To setup the generator, run the following

npm install yo grunt-cli bower generator-electron

This may take a few minutes to download all the once modules. Once this is done, we will scaffold a new app inside the offline_viewer folder. Run

yo electron

You can fill in the questions after executing the above command as applicable. Once the project is scaffolded and dependencies are installed, we will add a few more modules applicable to the offline viewer. Run,

npm install cheerio diskdb request socket.io --save

  • cheerio is to manage DOM manipulation in Nodejs. This module will help us sandboxing the content.
  • diskdb for data persistence.
  • request module for contacting the wordpress blog and get the posts as well as to sandbox images.
  • socket.io for realtime communication between the locally persisted data and the UI.

For generating installer for mac & some folder maintenance, we will add the below two modules.

npm install trash appdmg --save-dev

The final package.json should look like

Do notice that I have added bunch of scripts and updated the meta information of the project. We will be using NPM itself as a task runner to run, build and release the app.

To make sure everything is working fine, run

npm run start

And you should see

Screen Shot 2015-05-27 at 6.16.23 pm

Build the Socket Server

Now, we will create the server interface for our offline viewer, that talks to the WordPress JSON API.

Create a new folder named app at the root of the project. Inside the app folder, create two folders named serverclient. This folders kind of visually demarcate the server code vs. the client code. Here the server being Nodejs & client being Angular application. Inside the Electron shell, any code can be accessed any where, but to keep the code base clean and manageable, we will be maintaining the above folder structure.

Inside the app/server create a file named server.js. This file is responsible for setting up the socket server. Open server.js and update it as below

Things to notice
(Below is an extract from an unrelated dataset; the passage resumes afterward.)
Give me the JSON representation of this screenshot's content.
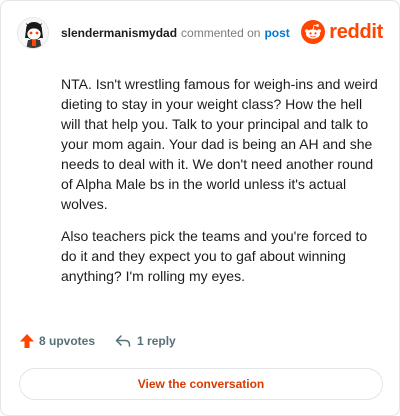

Line 1: We require the getport module. This module takes care of looking for an available port on the user’s machine that we can use to start the socket server. We cannot pick 8080 or 3000 or any other static port and assume that the selected port would be available on the client. We will work on this file in a moment.

Line 2 : We require the fetcher module. This module is responsible for fetching the content from WordPress REST API, save the data to DiskDB and send the response back.

Line 3 : We require the searcher module. This module is responsible for searching the locally persisted JSON data, as part of the search feature.

Line 7 : As soon as we get a valid port from getport module, we will start a new socket server.

Line 11 : Once a client connects to the server, we will setup listeners for load event and search event.

Line 13 : This event will be fired when the client wants to get the posts from the server. Once the data arrives, we emits a loaded event with the posts

Line 19 : This event will be fired when the client send a query to be searched. Once the results arrive, we emit the results event with the found posts.

Line 27 : Once the socket server is setup, we will execute the callback and send the used port number back.

Next, create a new file named getport.js inside the app/server folder. This file will have the code to return an unused port. Update getport.js as below

Things to notice

Line 2 : Require the net module, to start a new server

Line 3 : Starting value of the port, from which we need to start checking for a available port

Line 5 : A recursive function that keeps running till it finds a free port.

Line 10 : We attempt to start a server on the port specified, if we are successful, we call the callback function with the port that worked else, if the server errors out, we call the getPort()  again. And this time, we increment the port by one & then try starting server. This goes on till the server creation succeeds.

Next, create a file named fetcher.js inside app/server folder. This file will consist of all the business logic for our application. Update app/server/fetcher.js as below